] and strategies that need to be considered for future development. LID techniques, a component of smart growth, can be a solution for both pre- and post-development conditions, i.e., they can be retrofitted into highly urbanized areas or be designed in the initial planning stages of new developments. Cities similar to Montreal that are already highly urbanized have limited options for new developments wherein LID can be installed; however, LID can be retrofitted into existing areas. Retrofitting LID broadly across the city will help reduce the negative impacts of poor urbanization by increasing the overall permeability of the city.
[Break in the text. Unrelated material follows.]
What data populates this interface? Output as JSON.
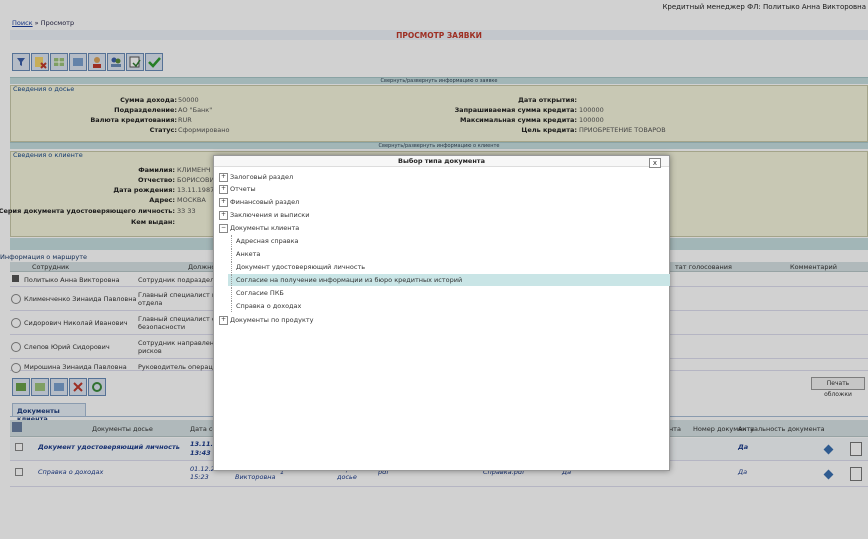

Cities such as Toronto, which are not as highly urbanized and have low permeability of the natural soil, have a high demand for LID. Thus, for this city, smart growth for future development as well as retrofitting existing areas with LID are both viable options. For Vancouver, which has a low demand for LID compared to the other two cities, the actual need for LID should be investigated in more detail using detailed design studies and hydrological modeling. However, similar to the other two cities, smart growth is suggested, since there is demand for LID and the impervious land cover in the city is dominant (61% of the city area).
Overall, the future urban growth (increase in the proportion of impervious surfaces) needs to be limited in order to reduce the runoff generation potential, and, hence, the risk of urban floods. Additionally, where possible, the current impervious land cover should be converted to natural, permeable surfaces. The increase in permeability (through the use of LID techniques) will help reduce runoff generation and offset the impacts of urbanization and climate change impacts.
In this study, we investigated the effect of climate change and urbanization on urban runoff generation potential using a geospatial framework for three Canadian cities (Toronto, Montreal, and Vancouver). The analysis was performed using a recently developed geospatial index (called HHI) using publicly available data. Four climate change scenarios (base, 2036, 2066, and 2096) and three urbanization scenarios (base land cover, Scenario 1, and Scenario 2) were developed. The HHI was estimated for the three cities for the 12 integrated climate change and urbanization scenarios.
In our study, we showed that climate change increases the mean HHI of the study area while urbanization raises the frequency of HHI. The extent of these changes varied based on the study area. Those with high rainfall intensity (Toronto and Montreal) showed a more significant increase in mean HHI compared with the study area with low rainfall intensity (Vancouver). In addition, the current impermeableness and room for further development within a city affected the extent of increasing the frequency of HHI.
The results agree with previous findings on the influence of climate change and urbanization on increasing the runoff and hence, the demand for LID. However, the magnitude of the effect of climate change and urbanization on the HHI varied in each city, which is also in agreement with results of previous studies. For example, in cities such as Toronto and Montreal with high rainfall intensity and low permeability, climate change is a dominant factor compared with urbanization. This is different from Vancouver that has low rainfall intensity climate change and urbanization level. In this city, HHI is sensitive to both factors. We also concluded that Toronto and Montreal have a higher demand for LID and this increases significantly with climate change and urbanization. Vancouver has a lower demand for LID and a lower rate of HHI change with the scenarios. The results of this study provide us with an insight into the contribution and the effect of climate and urbanization on the demand for LID.
These results, and the proposed methods, can be used in flood management, urban planning and for the sustainable development of cities. It is notable that, in addition to the rainfall and urbanization, HHI accounts for hydraulic conductivity, depth to the groundwater, and depth to the soil restrictive layer such as bedrock. In this study, we only investigated the effect of climate and urbanization on HHI and demand for LID, whereas modification of those parameters (hydraulic conductivity and depth to groundwater) in the future is possible and should also be studied.